Maybe It's Your Civic Duty Not to Vote
Should Uninformed Voters Be Casting Their Vote on Nov. 4?
By JOHN STOSSEL
Oct. 9, 2008—
We keep hearing how important it is for everyone to vote and that voting is our civic duty.
Celebrities like Christina Aguilera, Leonardo DiCaprio, Diddy and Dave Matthews urge everyone to get out and vote. And to help people vote, voter registration groups such as HeadCount deploy volunteers to sign people up.
HeadCount focuses on registering young people at rock concerts and music festivals around the country. During the concerts, famous musicians such as Eddie Vedder and Jack Johnson implore their fans to sign up to vote. Marc Brownstein, the bassist for the band The Disco Biscuits and a co-founder of HeadCount, tells fans to "please participate this year by casting your vote!"
Brownstein and a friend, Andy Bernstein, co-founded HeadCount in 2004.
"We do this because we want the kids to be a part of the political process," Brownstein said.
Bernstein added, "We registered over 100,000 people. ... It is so imperative that this generation's voice is heard. And they are being heard."
But are these get-out-the-vote drives entirely a good thing? "20/20" asked some newly registered young people some basic questions about our government.
Some people were knowledgeable.

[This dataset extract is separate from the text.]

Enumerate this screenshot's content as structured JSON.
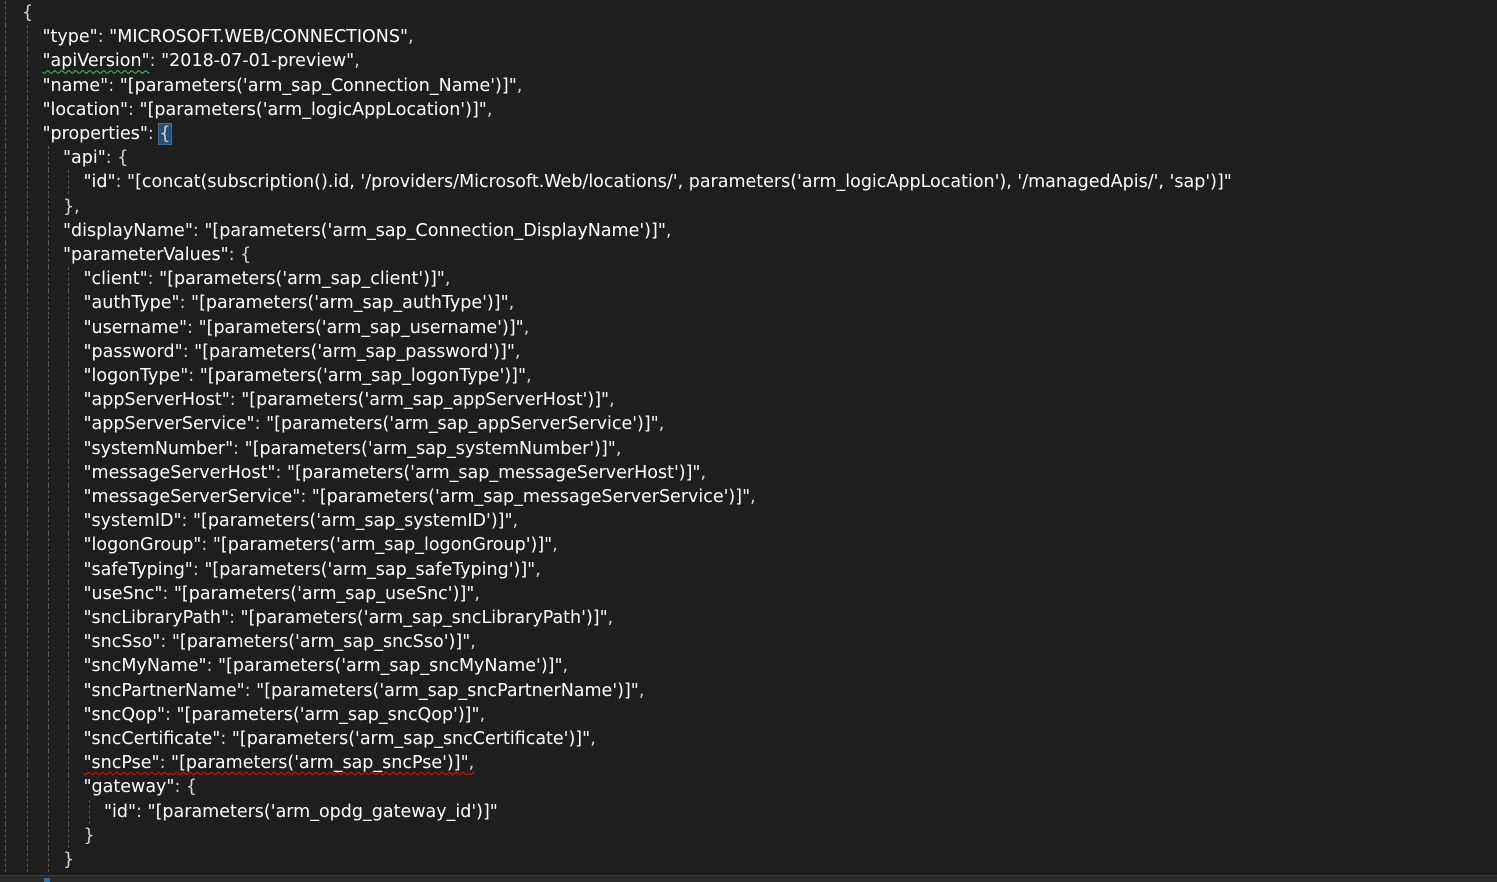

But many of the young voters didn't seem very informed. Some didn't know how many states are in the U.S. or how many senators there are. Few could explain Roe v. Wade, the landmark Supreme Court ruling upholding abortion rights.
"Roe v. Wade is segregation maybe?" one new voter guessed.
Another asked: "Was Roe v. Wade where we declared bankruptcy?" And still another wondered, "That was about a black person and a white person?"
Brownstein said, "There's a lot of uninformed voters out there."
So should those uninformed voters just stay home?
"It's an argument that really, really smacks against everything we hold dear as Americans," Bernstein said.
"Democracy is not about taking ... the most educated portion of the society and having them decide," Brownstein said.
But could these voters' civic duty be to not vote, because they know very little?
"We don't believe it's their civic duty not to vote. We're out there telling them that it is their civic duty to vote," Brownstein said.
Read the whole thing... I love how Brownstein is pushing uninformed people to vote, but I'm sure that he's targeting people who he feels will be more inclined to vote or who will listen to not so veiled rhetoric from band leaders to "vote for change" (a refrain that I heard 20 times from lead singers at a concert event I attended recently).
In all seriousness, voting is not your civic duty - informing yourself so you are sufficiently aware of the issues (and the candidates' corresponding positions) is your civic duty.
In this regard, I'm not an elitist - and I think Stossel misses the point here. I know that the American electorate (as personified by the hipster-dufus' shown in the video) can do better and I would encourage them - if they are serious about their desire to perform their civic duty - to drop the ecstasy and the water bong *bubble bubble* 6 months to one year prior to election date and educate themselves on the issues.
I'm looking forward to Stossel's piece on the 17th.
ARC: St Wendeler